Goal of the exercise: Each line of the listing that contains "value" should be found and copied.

Records for this exercise:
((

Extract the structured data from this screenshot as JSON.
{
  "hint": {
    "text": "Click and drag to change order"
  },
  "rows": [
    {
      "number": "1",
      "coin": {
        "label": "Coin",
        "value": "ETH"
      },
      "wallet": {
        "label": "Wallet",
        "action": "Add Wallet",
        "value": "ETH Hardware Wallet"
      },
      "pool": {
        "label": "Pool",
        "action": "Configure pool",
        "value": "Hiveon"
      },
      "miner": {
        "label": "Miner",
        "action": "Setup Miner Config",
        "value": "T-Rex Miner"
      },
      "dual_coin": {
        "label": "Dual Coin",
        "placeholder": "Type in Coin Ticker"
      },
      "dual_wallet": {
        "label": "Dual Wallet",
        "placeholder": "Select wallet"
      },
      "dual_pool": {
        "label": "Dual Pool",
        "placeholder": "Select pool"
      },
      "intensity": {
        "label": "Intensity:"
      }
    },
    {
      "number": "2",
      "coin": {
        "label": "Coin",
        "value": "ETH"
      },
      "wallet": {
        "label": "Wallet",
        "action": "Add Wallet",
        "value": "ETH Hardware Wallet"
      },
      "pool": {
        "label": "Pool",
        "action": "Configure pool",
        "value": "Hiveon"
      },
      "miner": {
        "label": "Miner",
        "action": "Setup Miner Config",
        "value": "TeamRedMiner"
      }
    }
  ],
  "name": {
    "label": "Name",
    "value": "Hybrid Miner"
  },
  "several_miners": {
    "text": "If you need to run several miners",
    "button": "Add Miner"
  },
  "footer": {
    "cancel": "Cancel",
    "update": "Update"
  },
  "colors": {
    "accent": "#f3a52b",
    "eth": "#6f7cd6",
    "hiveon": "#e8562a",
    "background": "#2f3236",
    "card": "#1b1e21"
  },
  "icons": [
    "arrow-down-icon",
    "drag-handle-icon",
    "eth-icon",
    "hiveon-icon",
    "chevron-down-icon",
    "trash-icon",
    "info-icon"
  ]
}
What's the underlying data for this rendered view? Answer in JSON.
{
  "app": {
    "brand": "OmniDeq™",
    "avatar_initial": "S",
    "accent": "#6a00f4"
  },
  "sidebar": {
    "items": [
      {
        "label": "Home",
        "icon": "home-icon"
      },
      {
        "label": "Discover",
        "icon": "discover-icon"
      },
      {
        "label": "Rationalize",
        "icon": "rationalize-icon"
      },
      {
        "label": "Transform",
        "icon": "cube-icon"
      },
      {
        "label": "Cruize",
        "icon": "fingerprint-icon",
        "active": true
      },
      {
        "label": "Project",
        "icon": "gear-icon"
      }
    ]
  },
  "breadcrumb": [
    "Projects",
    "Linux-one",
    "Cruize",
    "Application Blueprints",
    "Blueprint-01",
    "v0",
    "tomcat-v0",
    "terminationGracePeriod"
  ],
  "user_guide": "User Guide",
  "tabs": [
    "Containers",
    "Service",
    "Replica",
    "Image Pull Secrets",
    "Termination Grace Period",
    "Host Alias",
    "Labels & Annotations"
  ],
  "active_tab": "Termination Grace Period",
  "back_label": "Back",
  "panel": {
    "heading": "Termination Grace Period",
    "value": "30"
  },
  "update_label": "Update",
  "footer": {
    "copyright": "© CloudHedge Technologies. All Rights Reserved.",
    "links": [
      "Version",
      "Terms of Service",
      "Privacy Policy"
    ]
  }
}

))

Task output:
        "value": "ETH"
        "value": "ETH Hardware Wallet"
        "value": "Hiveon"
        "value": "T-Rex Miner"
        "value": "ETH"
        "value": "ETH Hardware Wallet"
        "value": "Hiveon"
        "value": "TeamRedMiner"
    "value": "Hybrid Miner"
    "value": "30"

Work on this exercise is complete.